This intensive process aligns with the principles of the research to strengthen the capacity of partner governments — at national, district, and local levels — in data management and its use for monitoring, planning, and budgeting processes as well as peer learning.
In the early days of discussions with MoES, two adaptations emerged. The first was to include a big sample of schools to allow quantitative analysis to take place. This is deemed important for the Ministry to convince others in government of the need for any policy and budgetary reform with robust evidence; and the second was to train student teachers to administer the surveys instead of using private contractors — true research co-implementation!
COVID-19 has accompanied the project’s rollout from the outset. It has provided unique challenges to the essential processes but has not stopped progress entirely. In Nepal, the pandemic triggered an adjustment of government priorities, travel restrictions, and fewer opportunities for KIX to interact with critical in-country stakeholders and to build relationships.
Rather than put the whole research on hold, the UNICEF research team co-implemented a series of eight ”technical co-creation" sessions with technical experts from the Ministry of Education, Science and Technology (MoEST), the Center for Education and Human Resource Development (CEHRD), the Education Review Office, and local academics between January to May 2021. Based on demand and under the leadership of the Nepal MoEST, additional “hands-on co-creation" sessions were organized for mid-level and junior Ministry staff on data preparation and analysis.
Shankar Bahadur Thapa, under secretary in the CEHRD of the MoEST said: “The collaboration with the DMS research team is valuable as we are not just presented with the outcomes of the analysis but are also looking at what elements of this analysis can be embedded in our data system to strengthen its analytical features.”

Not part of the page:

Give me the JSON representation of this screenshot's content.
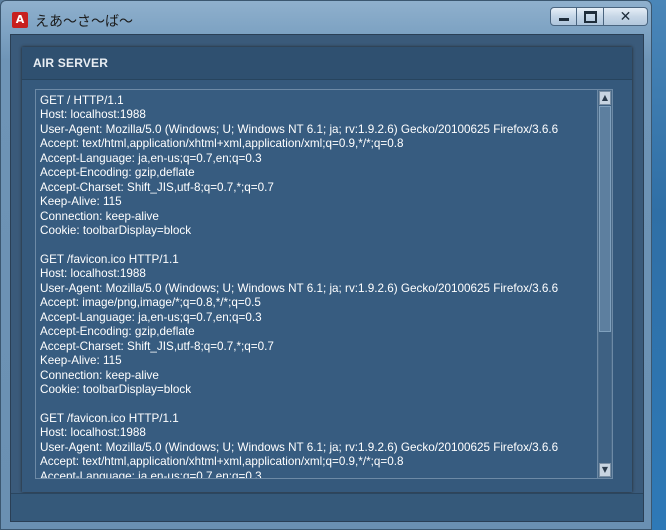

“The research wouldn't have been what it is without KIX,” stressed UNICEF’s Comba. “It is one of those rare research grants which align exactly with the ambitions and vision of DMS. It allows us to work hand-in-hand with education ministries to co-create the research from the outset — so that it responds exactly to their policy priorities.”